Required action: Retype the entries below word for word, leaving out every picture.
=== Begin Enclosure ===
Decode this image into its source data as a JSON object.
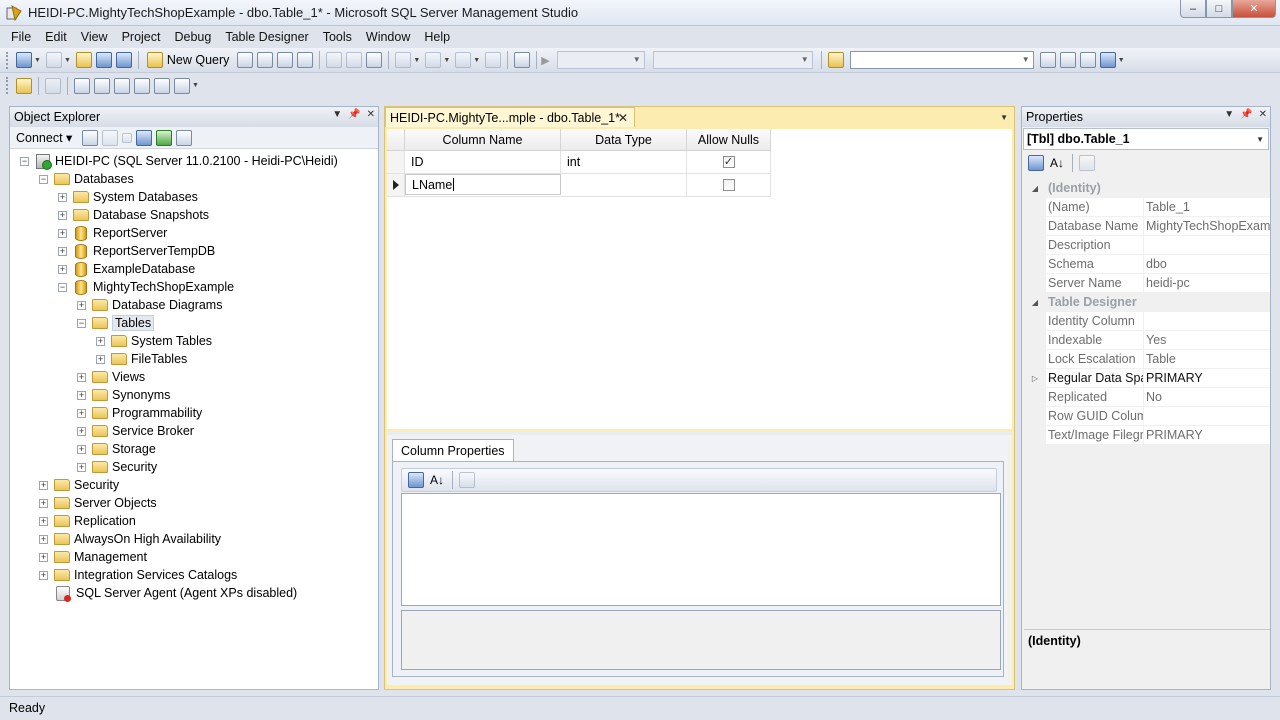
{
  "window": {
    "title": "HEIDI-PC.MightyTechShopExample - dbo.Table_1* - Microsoft SQL Server Management Studio",
    "minimize": "–",
    "maximize": "□",
    "close": "✕"
  },
  "menu": [
    "File",
    "Edit",
    "View",
    "Project",
    "Debug",
    "Table Designer",
    "Tools",
    "Window",
    "Help"
  ],
  "toolbar": {
    "new_query_label": "New Query"
  },
  "object_explorer": {
    "title": "Object Explorer",
    "connect_label": "Connect ▾",
    "tree": [
      {
        "label": "HEIDI-PC (SQL Server 11.0.2100 - Heidi-PC\\Heidi)",
        "icon": "server-icon",
        "level": 0,
        "exp": "−"
      },
      {
        "label": "Databases",
        "icon": "folder-icon",
        "level": 1,
        "exp": "−"
      },
      {
        "label": "System Databases",
        "icon": "folder-icon",
        "level": 2,
        "exp": "+"
      },
      {
        "label": "Database Snapshots",
        "icon": "folder-icon",
        "level": 2,
        "exp": "+"
      },
      {
        "label": "ReportServer",
        "icon": "database-icon",
        "level": 2,
        "exp": "+"
      },
      {
        "label": "ReportServerTempDB",
        "icon": "database-icon",
        "level": 2,
        "exp": "+"
      },
      {
        "label": "ExampleDatabase",
        "icon": "database-icon",
        "level": 2,
        "exp": "+"
      },
      {
        "label": "MightyTechShopExample",
        "icon": "database-icon",
        "level": 2,
        "exp": "−"
      },
      {
        "label": "Database Diagrams",
        "icon": "folder-icon",
        "level": 3,
        "exp": "+"
      },
      {
        "label": "Tables",
        "icon": "folder-icon",
        "level": 3,
        "exp": "−",
        "selected": true
      },
      {
        "label": "System Tables",
        "icon": "folder-icon",
        "level": 4,
        "exp": "+"
      },
      {
        "label": "FileTables",
        "icon": "folder-icon",
        "level": 4,
        "exp": "+"
      },
      {
        "label": "Views",
        "icon": "folder-icon",
        "level": 3,
        "exp": "+"
      },
      {
        "label": "Synonyms",
        "icon": "folder-icon",
        "level": 3,
        "exp": "+"
      },
      {
        "label": "Programmability",
        "icon": "folder-icon",
        "level": 3,
        "exp": "+"
      },
      {
        "label": "Service Broker",
        "icon": "folder-icon",
        "level": 3,
        "exp": "+"
      },
      {
        "label": "Storage",
        "icon": "folder-icon",
        "level": 3,
        "exp": "+"
      },
      {
        "label": "Security",
        "icon": "folder-icon",
        "level": 3,
        "exp": "+"
      },
      {
        "label": "Security",
        "icon": "folder-icon",
        "level": 1,
        "exp": "+"
      },
      {
        "label": "Server Objects",
        "icon": "folder-icon",
        "level": 1,
        "exp": "+"
      },
      {
        "label": "Replication",
        "icon": "folder-icon",
        "level": 1,
        "exp": "+"
      },
      {
        "label": "AlwaysOn High Availability",
        "icon": "folder-icon",
        "level": 1,
        "exp": "+"
      },
      {
        "label": "Management",
        "icon": "folder-icon",
        "level": 1,
        "exp": "+"
      },
      {
        "label": "Integration Services Catalogs",
        "icon": "folder-icon",
        "level": 1,
        "exp": "+"
      },
      {
        "label": "SQL Server Agent (Agent XPs disabled)",
        "icon": "agent-icon",
        "level": 1,
        "exp": ""
      }
    ]
  },
  "document": {
    "tab_label": "HEIDI-PC.MightyTe...mple - dbo.Table_1*",
    "tab_close": "✕",
    "grid": {
      "headers": {
        "name": "Column Name",
        "type": "Data Type",
        "nulls": "Allow Nulls"
      },
      "rows": [
        {
          "name": "ID",
          "type": "int",
          "allow_nulls": true
        },
        {
          "name": "LName",
          "type": "",
          "allow_nulls": false,
          "editing": true
        }
      ]
    },
    "column_properties_tab": "Column Properties"
  },
  "properties": {
    "title": "Properties",
    "object": "[Tbl] dbo.Table_1",
    "rows": [
      {
        "cat": true,
        "name": "(Identity)",
        "marker": "◢"
      },
      {
        "name": "(Name)",
        "value": "Table_1"
      },
      {
        "name": "Database Name",
        "value": "MightyTechShopExample"
      },
      {
        "name": "Description",
        "value": ""
      },
      {
        "name": "Schema",
        "value": "dbo"
      },
      {
        "name": "Server Name",
        "value": "heidi-pc"
      },
      {
        "cat": true,
        "name": "Table Designer",
        "marker": "◢"
      },
      {
        "name": "Identity Column",
        "value": ""
      },
      {
        "name": "Indexable",
        "value": "Yes"
      },
      {
        "name": "Lock Escalation",
        "value": "Table"
      },
      {
        "name": "Regular Data Spac",
        "value": "PRIMARY",
        "dark": true,
        "marker": "▷"
      },
      {
        "name": "Replicated",
        "value": "No"
      },
      {
        "name": "Row GUID Colum",
        "value": ""
      },
      {
        "name": "Text/Image Filegr",
        "value": "PRIMARY"
      }
    ],
    "help_title": "(Identity)"
  },
  "status": {
    "text": "Ready"
  }
}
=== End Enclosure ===
Output for this exercise:
Decode this image into its source data as a JSON object.
{
  "window": {
    "title": "HEIDI-PC.MightyTechShopExample - dbo.Table_1* - Microsoft SQL Server Management Studio",
    "minimize": "–",
    "maximize": "□",
    "close": "✕"
  },
  "menu": [
    "File",
    "Edit",
    "View",
    "Project",
    "Debug",
    "Table Designer",
    "Tools",
    "Window",
    "Help"
  ],
  "toolbar": {
    "new_query_label": "New Query"
  },
  "object_explorer": {
    "title": "Object Explorer",
    "connect_label": "Connect ▾",
    "tree": [
      {
        "label": "HEIDI-PC (SQL Server 11.0.2100 - Heidi-PC\\Heidi)",
        "icon": "server-icon",
        "level": 0,
        "exp": "−"
      },
      {
        "label": "Databases",
        "icon": "folder-icon",
        "level": 1,
        "exp": "−"
      },
      {
        "label": "System Databases",
        "icon": "folder-icon",
        "level": 2,
        "exp": "+"
      },
      {
        "label": "Database Snapshots",
        "icon": "folder-icon",
        "level": 2,
        "exp": "+"
      },
      {
        "label": "ReportServer",
        "icon": "database-icon",
        "level": 2,
        "exp": "+"
      },
      {
        "label": "ReportServerTempDB",
        "icon": "database-icon",
        "level": 2,
        "exp": "+"
      },
      {
        "label": "ExampleDatabase",
        "icon": "database-icon",
        "level": 2,
        "exp": "+"
      },
      {
        "label": "MightyTechShopExample",
        "icon": "database-icon",
        "level": 2,
        "exp": "−"
      },
      {
        "label": "Database Diagrams",
        "icon": "folder-icon",
        "level": 3,
        "exp": "+"
      },
      {
        "label": "Tables",
        "icon": "folder-icon",
        "level": 3,
        "exp": "−",
        "selected": true
      },
      {
        "label": "System Tables",
        "icon": "folder-icon",
        "level": 4,
        "exp": "+"
      },
      {
        "label": "FileTables",
        "icon": "folder-icon",
        "level": 4,
        "exp": "+"
      },
      {
        "label": "Views",
        "icon": "folder-icon",
        "level": 3,
        "exp": "+"
      },
      {
        "label": "Synonyms",
        "icon": "folder-icon",
        "level": 3,
        "exp": "+"
      },
      {
        "label": "Programmability",
        "icon": "folder-icon",
        "level": 3,
        "exp": "+"
      },
      {
        "label": "Service Broker",
        "icon": "folder-icon",
        "level": 3,
        "exp": "+"
      },
      {
        "label": "Storage",
        "icon": "folder-icon",
        "level": 3,
        "exp": "+"
      },
      {
        "label": "Security",
        "icon": "folder-icon",
        "level": 3,
        "exp": "+"
      },
      {
        "label": "Security",
        "icon": "folder-icon",
        "level": 1,
        "exp": "+"
      },
      {
        "label": "Server Objects",
        "icon": "folder-icon",
        "level": 1,
        "exp": "+"
      },
      {
        "label": "Replication",
        "icon": "folder-icon",
        "level": 1,
        "exp": "+"
      },
      {
        "label": "AlwaysOn High Availability",
        "icon": "folder-icon",
        "level": 1,
        "exp": "+"
      },
      {
        "label": "Management",
        "icon": "folder-icon",
        "level": 1,
        "exp": "+"
      },
      {
        "label": "Integration Services Catalogs",
        "icon": "folder-icon",
        "level": 1,
        "exp": "+"
      },
      {
        "label": "SQL Server Agent (Agent XPs disabled)",
        "icon": "agent-icon",
        "level": 1,
        "exp": ""
      }
    ]
  },
  "document": {
    "tab_label": "HEIDI-PC.MightyTe...mple - dbo.Table_1*",
    "tab_close": "✕",
    "grid": {
      "headers": {
        "name": "Column Name",
        "type": "Data Type",
        "nulls": "Allow Nulls"
      },
      "rows": [
        {
          "name": "ID",
          "type": "int",
          "allow_nulls": true
        },
        {
          "name": "LName",
          "type": "",
          "allow_nulls": false,
          "editing": true
        }
      ]
    },
    "column_properties_tab": "Column Properties"
  },
  "properties": {
    "title": "Properties",
    "object": "[Tbl] dbo.Table_1",
    "rows": [
      {
        "cat": true,
        "name": "(Identity)",
        "marker": "◢"
      },
      {
        "name": "(Name)",
        "value": "Table_1"
      },
      {
        "name": "Database Name",
        "value": "MightyTechShopExample"
      },
      {
        "name": "Description",
        "value": ""
      },
      {
        "name": "Schema",
        "value": "dbo"
      },
      {
        "name": "Server Name",
        "value": "heidi-pc"
      },
      {
        "cat": true,
        "name": "Table Designer",
        "marker": "◢"
      },
      {
        "name": "Identity Column",
        "value": ""
      },
      {
        "name": "Indexable",
        "value": "Yes"
      },
      {
        "name": "Lock Escalation",
        "value": "Table"
      },
      {
        "name": "Regular Data Spac",
        "value": "PRIMARY",
        "dark": true,
        "marker": "▷"
      },
      {
        "name": "Replicated",
        "value": "No"
      },
      {
        "name": "Row GUID Colum",
        "value": ""
      },
      {
        "name": "Text/Image Filegr",
        "value": "PRIMARY"
      }
    ],
    "help_title": "(Identity)"
  },
  "status": {
    "text": "Ready"
  }
}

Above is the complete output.